Ok, now that you have told us what the specific problem is, I can confirm that you are correct, and the different clock frequencies do give different positions for the servo, using both the servo.write and servo.writeMicroseconds commands.

Has nothing to do with the tone command, a sketch with only the servo commands will exhibit the behavior.

GianNos:
Rather than just posting and complaining you should try to check if the poster has a valid point by trying to replicate an issue, e.g. run a simple sketch to move a servo.

That would require that I own a Nano Every, which I don't.

It would also require me to spend time wiring up a servo. Why should I do all that when you're the one asking for help and you already know full well what the problem is? It's not too much to ask for the people asking for help to provide a description of their problem.

I'm not trying to "school" you (whatever that means). I was trying to help you.

It is a bug in the servo library.
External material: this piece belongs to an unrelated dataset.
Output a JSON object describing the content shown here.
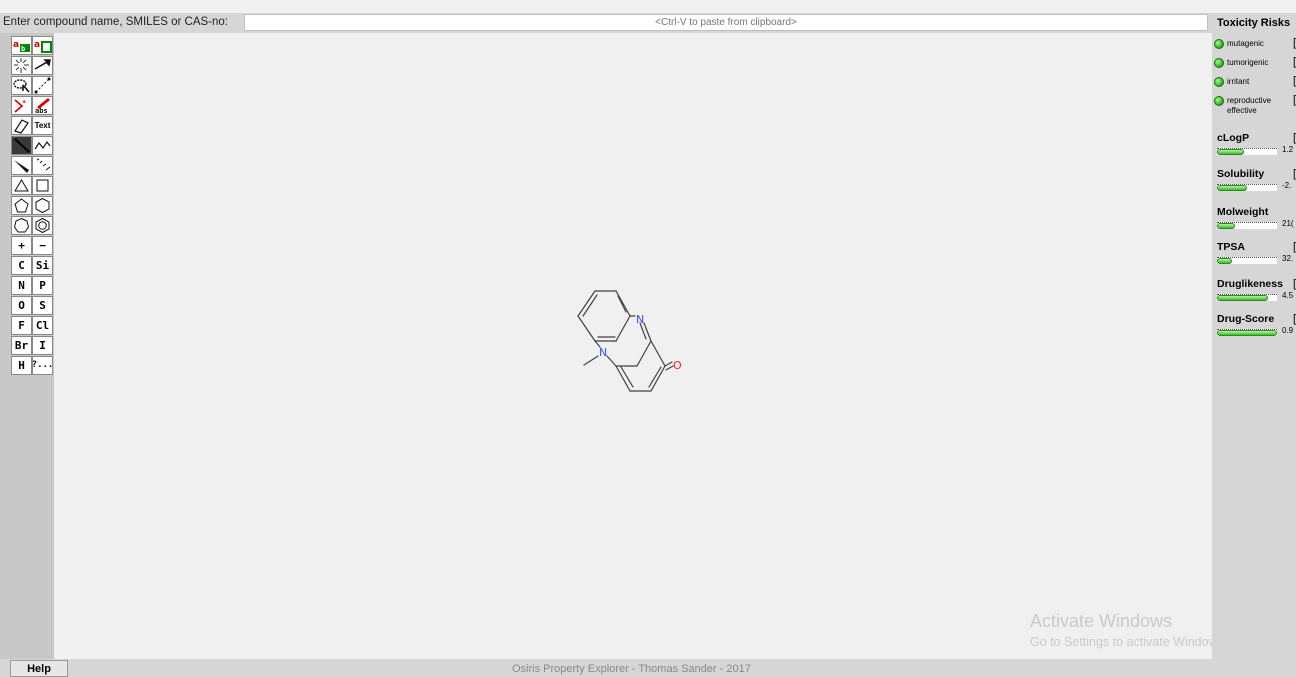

In the file Servo/src/megaavr/Servo.cpp, the calculation on line #6 is getting rounded off because of the integer math.

#define usToTicks(_us)    ((clockCyclesPerMicrosecond() / 16 * _us) / 4)                 // converts microseconds to tick

clockCyclesPerMicrosecond is 16 at 16MHz, 20 at 20MHz, but apparently the division by 16 is being rounded before the multiplication with _us, making the result the same regardless of the clock frequency.
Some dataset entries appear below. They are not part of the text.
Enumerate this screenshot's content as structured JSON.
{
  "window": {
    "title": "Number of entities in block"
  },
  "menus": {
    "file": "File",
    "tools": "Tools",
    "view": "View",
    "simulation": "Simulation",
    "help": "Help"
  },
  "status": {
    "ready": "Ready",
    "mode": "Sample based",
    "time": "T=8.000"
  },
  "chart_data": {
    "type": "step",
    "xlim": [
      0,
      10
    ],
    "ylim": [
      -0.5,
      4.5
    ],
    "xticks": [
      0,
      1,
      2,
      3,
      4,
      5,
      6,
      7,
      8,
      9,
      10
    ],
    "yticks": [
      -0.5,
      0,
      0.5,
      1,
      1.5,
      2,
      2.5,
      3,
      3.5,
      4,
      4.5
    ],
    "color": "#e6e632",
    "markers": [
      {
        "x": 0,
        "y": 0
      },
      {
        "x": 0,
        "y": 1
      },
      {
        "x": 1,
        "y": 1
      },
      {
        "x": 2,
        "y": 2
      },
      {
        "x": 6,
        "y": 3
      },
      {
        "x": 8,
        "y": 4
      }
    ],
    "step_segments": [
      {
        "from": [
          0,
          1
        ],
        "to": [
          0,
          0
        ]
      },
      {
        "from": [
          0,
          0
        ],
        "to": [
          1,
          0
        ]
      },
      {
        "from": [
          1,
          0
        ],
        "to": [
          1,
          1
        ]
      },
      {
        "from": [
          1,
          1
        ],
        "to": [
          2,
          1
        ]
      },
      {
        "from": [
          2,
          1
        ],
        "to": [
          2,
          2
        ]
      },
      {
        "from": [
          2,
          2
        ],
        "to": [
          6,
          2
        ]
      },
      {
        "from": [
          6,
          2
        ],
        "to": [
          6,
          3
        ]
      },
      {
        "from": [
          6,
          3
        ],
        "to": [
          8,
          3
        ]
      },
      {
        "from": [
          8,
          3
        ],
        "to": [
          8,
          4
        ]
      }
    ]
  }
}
Rearranging the equation fixes the problem, although you need to use a long instead of an integer because one of the calculations has _us = 20000.

#define usToTicks(_us)    (((int32_t)clockCyclesPerMicrosecond() * _us / 16) / 4 )                 // converts microseconds to tick

GianNos:
You are too quick in your attempt to school someone.

Rather than just posting and complaining you should try to check if the poster has a valid point by trying to replicate an issue, e.g. run a simple sketch to move a servo.

Had you have done so you would have discovered that when using the servo library with a 20 MHz clock rather than with a 16 MHz clock results in different positions for the same commands. For example a simple myservo.writeMicroseconds(1000); will not move the servo to your desired point. Fwiw the correct command for the 20 MHz clock would be very close to myservo.writeMicroseconds(1400); now.

I could explain why, or post the math for finding the correct shift but your tone makes me not want to make the effort.

The problem you are having is very obscure. You implied it had something to do with using Servo and tone together, which it does not, servo alone will produce the problem. It also requires that someone modify the boards.txt file to change the clock frequency, and then switch back and forth between the clock frequencies to make the problem obvious. There are very few people who actually have a Nano Every, and even fewer who have modified the boards.txt file to alter the frequency, and the code to easily switch between frequencies is something I came up with, so even fewer are using that.

This discussion goes away from the basic problem: The timing with 20 MHz seems not OK!!
I use a simple sketch to measure the micros() and the millis() timing. The behaviour is not OK.
I use the Saleae Logic Analyser for measurement of millis():
- With 50 ms it measures 63.45 ms
- with 100 ms it measures 125.9 ms
- ... and so on - always with a factor near 1.25x
Back calculation (20MHz/1.25x) gives 15,xx MHz.
I have changed the 2 lines in the "boards.txt" file and the compiler shows "-DF_CPU=20000000L" as expected. So I think it's not my mistake!

//========================================================
// Small sketch to check precision of micros()
//========================================================

long lTimer;  // Save the millis() for compare
bool bState;  // State of the Port (D2)

void setup() {

  pinMode(2,OUTPUT);  // This pin is used for Logic Analyser
  lTimer = millis();  // Initialise the time
}

void loop() {

  long lAct = millis();     // Collect the actual time
  if (lAct-lTimer > 200)    // If a limit is reached...
  {
    lTimer = lAct;          // Save the actual time for compare
    PinStatus state = bState ? HIGH : LOW;  // Hack for Every
    digitalWrite(2,state);  // Set the output to a new state
    bState = !bState;       //  ... and change it for next cycle
  }
}